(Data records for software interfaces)
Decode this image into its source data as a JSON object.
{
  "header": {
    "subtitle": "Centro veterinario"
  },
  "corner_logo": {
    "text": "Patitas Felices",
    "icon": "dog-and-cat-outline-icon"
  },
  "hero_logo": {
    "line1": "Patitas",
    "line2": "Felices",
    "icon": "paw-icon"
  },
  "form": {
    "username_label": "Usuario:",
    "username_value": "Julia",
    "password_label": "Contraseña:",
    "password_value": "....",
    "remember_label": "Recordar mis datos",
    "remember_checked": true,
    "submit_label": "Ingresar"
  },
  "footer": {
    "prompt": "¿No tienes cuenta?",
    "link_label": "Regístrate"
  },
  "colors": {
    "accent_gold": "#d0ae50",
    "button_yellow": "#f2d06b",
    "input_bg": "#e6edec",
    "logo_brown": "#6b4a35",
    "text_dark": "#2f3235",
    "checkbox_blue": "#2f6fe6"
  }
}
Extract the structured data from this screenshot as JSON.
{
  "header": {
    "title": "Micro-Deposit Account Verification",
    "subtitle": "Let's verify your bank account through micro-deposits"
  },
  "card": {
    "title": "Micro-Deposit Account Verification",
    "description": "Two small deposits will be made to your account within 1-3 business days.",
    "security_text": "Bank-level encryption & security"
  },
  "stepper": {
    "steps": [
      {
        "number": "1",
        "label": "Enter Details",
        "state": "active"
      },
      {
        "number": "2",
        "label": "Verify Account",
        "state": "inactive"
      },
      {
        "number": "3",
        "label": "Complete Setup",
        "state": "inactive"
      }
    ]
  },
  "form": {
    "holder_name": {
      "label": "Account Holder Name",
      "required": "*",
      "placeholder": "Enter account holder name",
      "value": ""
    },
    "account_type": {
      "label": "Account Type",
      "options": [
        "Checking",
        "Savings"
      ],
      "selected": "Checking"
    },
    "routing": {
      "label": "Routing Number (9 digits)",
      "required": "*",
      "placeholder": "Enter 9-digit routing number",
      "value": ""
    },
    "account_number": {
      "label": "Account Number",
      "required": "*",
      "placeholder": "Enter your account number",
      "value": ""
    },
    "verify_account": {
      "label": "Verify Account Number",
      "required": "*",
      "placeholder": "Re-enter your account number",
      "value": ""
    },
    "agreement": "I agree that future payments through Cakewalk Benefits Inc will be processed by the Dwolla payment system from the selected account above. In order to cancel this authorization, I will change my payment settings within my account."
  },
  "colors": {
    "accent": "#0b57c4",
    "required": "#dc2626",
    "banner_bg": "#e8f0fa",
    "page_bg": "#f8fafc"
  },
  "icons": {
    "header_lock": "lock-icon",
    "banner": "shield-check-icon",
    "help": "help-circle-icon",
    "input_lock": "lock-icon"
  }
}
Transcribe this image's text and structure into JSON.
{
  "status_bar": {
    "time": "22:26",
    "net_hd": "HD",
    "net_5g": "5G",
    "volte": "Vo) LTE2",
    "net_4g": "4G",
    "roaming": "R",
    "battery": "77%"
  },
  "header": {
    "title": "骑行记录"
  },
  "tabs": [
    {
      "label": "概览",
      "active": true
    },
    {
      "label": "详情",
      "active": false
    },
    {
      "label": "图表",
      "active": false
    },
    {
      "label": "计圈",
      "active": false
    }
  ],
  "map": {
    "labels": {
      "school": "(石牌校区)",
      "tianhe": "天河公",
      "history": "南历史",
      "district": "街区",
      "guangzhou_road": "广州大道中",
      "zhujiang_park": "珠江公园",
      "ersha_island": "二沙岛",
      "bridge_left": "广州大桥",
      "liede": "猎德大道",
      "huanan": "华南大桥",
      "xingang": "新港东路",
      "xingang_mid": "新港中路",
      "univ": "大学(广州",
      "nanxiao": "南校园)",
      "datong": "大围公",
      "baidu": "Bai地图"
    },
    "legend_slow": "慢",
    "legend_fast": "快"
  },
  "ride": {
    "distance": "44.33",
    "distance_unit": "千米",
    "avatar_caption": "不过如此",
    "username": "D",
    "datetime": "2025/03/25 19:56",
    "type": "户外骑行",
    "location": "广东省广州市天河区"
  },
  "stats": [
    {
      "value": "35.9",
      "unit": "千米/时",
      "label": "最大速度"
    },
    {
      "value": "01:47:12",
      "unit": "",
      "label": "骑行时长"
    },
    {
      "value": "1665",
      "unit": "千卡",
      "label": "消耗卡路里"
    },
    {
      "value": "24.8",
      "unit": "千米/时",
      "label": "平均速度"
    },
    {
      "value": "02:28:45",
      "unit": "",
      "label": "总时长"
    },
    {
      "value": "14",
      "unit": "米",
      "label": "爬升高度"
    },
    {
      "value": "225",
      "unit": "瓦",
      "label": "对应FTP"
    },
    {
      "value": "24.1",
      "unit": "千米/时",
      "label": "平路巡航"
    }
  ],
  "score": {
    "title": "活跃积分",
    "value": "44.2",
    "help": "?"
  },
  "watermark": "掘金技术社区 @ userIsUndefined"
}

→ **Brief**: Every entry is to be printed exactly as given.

→ **Expected answer**:
Decode this image into its source data as a JSON object.
{
  "header": {
    "subtitle": "Centro veterinario"
  },
  "corner_logo": {
    "text": "Patitas Felices",
    "icon": "dog-and-cat-outline-icon"
  },
  "hero_logo": {
    "line1": "Patitas",
    "line2": "Felices",
    "icon": "paw-icon"
  },
  "form": {
    "username_label": "Usuario:",
    "username_value": "Julia",
    "password_label": "Contraseña:",
    "password_value": "....",
    "remember_label": "Recordar mis datos",
    "remember_checked": true,
    "submit_label": "Ingresar"
  },
  "footer": {
    "prompt": "¿No tienes cuenta?",
    "link_label": "Regístrate"
  },
  "colors": {
    "accent_gold": "#d0ae50",
    "button_yellow": "#f2d06b",
    "input_bg": "#e6edec",
    "logo_brown": "#6b4a35",
    "text_dark": "#2f3235",
    "checkbox_blue": "#2f6fe6"
  }
}
Extract the structured data from this screenshot as JSON.
{
  "header": {
    "title": "Micro-Deposit Account Verification",
    "subtitle": "Let's verify your bank account through micro-deposits"
  },
  "card": {
    "title": "Micro-Deposit Account Verification",
    "description": "Two small deposits will be made to your account within 1-3 business days.",
    "security_text": "Bank-level encryption & security"
  },
  "stepper": {
    "steps": [
      {
        "number": "1",
        "label": "Enter Details",
        "state": "active"
      },
      {
        "number": "2",
        "label": "Verify Account",
        "state": "inactive"
      },
      {
        "number": "3",
        "label": "Complete Setup",
        "state": "inactive"
      }
    ]
  },
  "form": {
    "holder_name": {
      "label": "Account Holder Name",
      "required": "*",
      "placeholder": "Enter account holder name",
      "value": ""
    },
    "account_type": {
      "label": "Account Type",
      "options": [
        "Checking",
        "Savings"
      ],
      "selected": "Checking"
    },
    "routing": {
      "label": "Routing Number (9 digits)",
      "required": "*",
      "placeholder": "Enter 9-digit routing number",
      "value": ""
    },
    "account_number": {
      "label": "Account Number",
      "required": "*",
      "placeholder": "Enter your account number",
      "value": ""
    },
    "verify_account": {
      "label": "Verify Account Number",
      "required": "*",
      "placeholder": "Re-enter your account number",
      "value": ""
    },
    "agreement": "I agree that future payments through Cakewalk Benefits Inc will be processed by the Dwolla payment system from the selected account above. In order to cancel this authorization, I will change my payment settings within my account."
  },
  "colors": {
    "accent": "#0b57c4",
    "required": "#dc2626",
    "banner_bg": "#e8f0fa",
    "page_bg": "#f8fafc"
  },
  "icons": {
    "header_lock": "lock-icon",
    "banner": "shield-check-icon",
    "help": "help-circle-icon",
    "input_lock": "lock-icon"
  }
}
Transcribe this image's text and structure into JSON.
{
  "status_bar": {
    "time": "22:26",
    "net_hd": "HD",
    "net_5g": "5G",
    "volte": "Vo) LTE2",
    "net_4g": "4G",
    "roaming": "R",
    "battery": "77%"
  },
  "header": {
    "title": "骑行记录"
  },
  "tabs": [
    {
      "label": "概览",
      "active": true
    },
    {
      "label": "详情",
      "active": false
    },
    {
      "label": "图表",
      "active": false
    },
    {
      "label": "计圈",
      "active": false
    }
  ],
  "map": {
    "labels": {
      "school": "(石牌校区)",
      "tianhe": "天河公",
      "history": "南历史",
      "district": "街区",
      "guangzhou_road": "广州大道中",
      "zhujiang_park": "珠江公园",
      "ersha_island": "二沙岛",
      "bridge_left": "广州大桥",
      "liede": "猎德大道",
      "huanan": "华南大桥",
      "xingang": "新港东路",
      "xingang_mid": "新港中路",
      "univ": "大学(广州",
      "nanxiao": "南校园)",
      "datong": "大围公",
      "baidu": "Bai地图"
    },
    "legend_slow": "慢",
    "legend_fast": "快"
  },
  "ride": {
    "distance": "44.33",
    "distance_unit": "千米",
    "avatar_caption": "不过如此",
    "username": "D",
    "datetime": "2025/03/25 19:56",
    "type": "户外骑行",
    "location": "广东省广州市天河区"
  },
  "stats": [
    {
      "value": "35.9",
      "unit": "千米/时",
      "label": "最大速度"
    },
    {
      "value": "01:47:12",
      "unit": "",
      "label": "骑行时长"
    },
    {
      "value": "1665",
      "unit": "千卡",
      "label": "消耗卡路里"
    },
    {
      "value": "24.8",
      "unit": "千米/时",
      "label": "平均速度"
    },
    {
      "value": "02:28:45",
      "unit": "",
      "label": "总时长"
    },
    {
      "value": "14",
      "unit": "米",
      "label": "爬升高度"
    },
    {
      "value": "225",
      "unit": "瓦",
      "label": "对应FTP"
    },
    {
      "value": "24.1",
      "unit": "千米/时",
      "label": "平路巡航"
    }
  ],
  "score": {
    "title": "活跃积分",
    "value": "44.2",
    "help": "?"
  },
  "watermark": "掘金技术社区 @ userIsUndefined"
}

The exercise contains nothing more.